In January 2012, I wrote a short article on MTR Corporation, the leading railway operator in Hong Kong. Compared to the subway systems in places like London, New York and Washington DC, MTR seems to the best. The Tube in London is clean but expensive. The DC subway system is clean but stupidly complex with its weird fare system. Many would agree that the morons that came up with the fare system in DC are third-rate crooks just like the politicians that infest that great city above. It is a disgrace that the nation’s capital metro is so pathetic. The New York subway is very cheap to get around with good connections but it is dirty and many stations look like dark dungeons. The system badly needs a complete makeover top to bottom.
The Wall Street Journal recent published an interesting article on the Hong Kong metro train operator. From the article:
MTR stands apart from its rivals for other reasons. The company is publicly traded and consistently profitable without any direct government support. Those earnings come from another unique characteristic: MTR profits from developing the land above and around its stations, allowing it to benefit from Hong Kong’s booming real-estate market. That land comes from the Hong Kong government, amounting to an indirect subsidy.

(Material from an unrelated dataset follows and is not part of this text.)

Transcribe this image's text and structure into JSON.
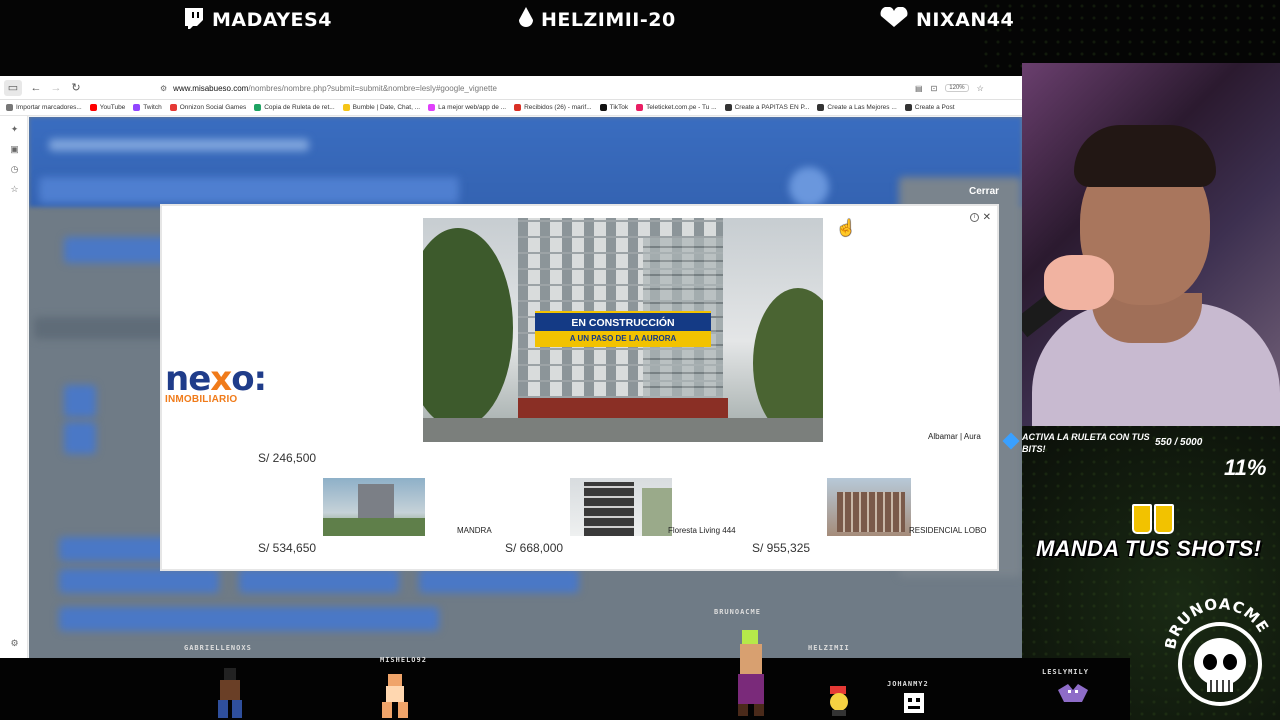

The rail operator is 77%-controlled by the government, meaning it is ultimately owned by Beijing, though Hong Kong retains its own government and legal system. MTR made an underlying profit of 4.25 billion Hong Kong dollars (US$548 million) in the first half of 2013, up 5.1% from a year earlier. Just 10% of the profit came from overseas.
MTR’s biggest selling point is its own operations. It has consistently delivered a 99.9% on-time rate while carrying 5.1 million people on an average weekday, ranking it as the world’s 10th-busiest subway system. Despite a relatively modest scale, with tracks spanning about 120 miles, it carries roughly the same number of people as systems in London and New York, which have more than 200 miles of track.
The trains are clean and appear as often as every two minutes at major stations during rush hour. In the past year, MTR added 1,200 train trips a week to ease crowding, a chronic complaint.
Source: Hong Kong’s Subway System Wants to Run the World, The Wall Street Journal, Sept 18, 2013
MTR trades on the OTC market as an unsponsored ADR with the ticker MTRJY. On Friday the stock closed at $39.51.
Click to enlarge
Hong Kong Metro Map (Source: MTR Site)
You can download the pdf version of the above map here.
Disclosure: No Positions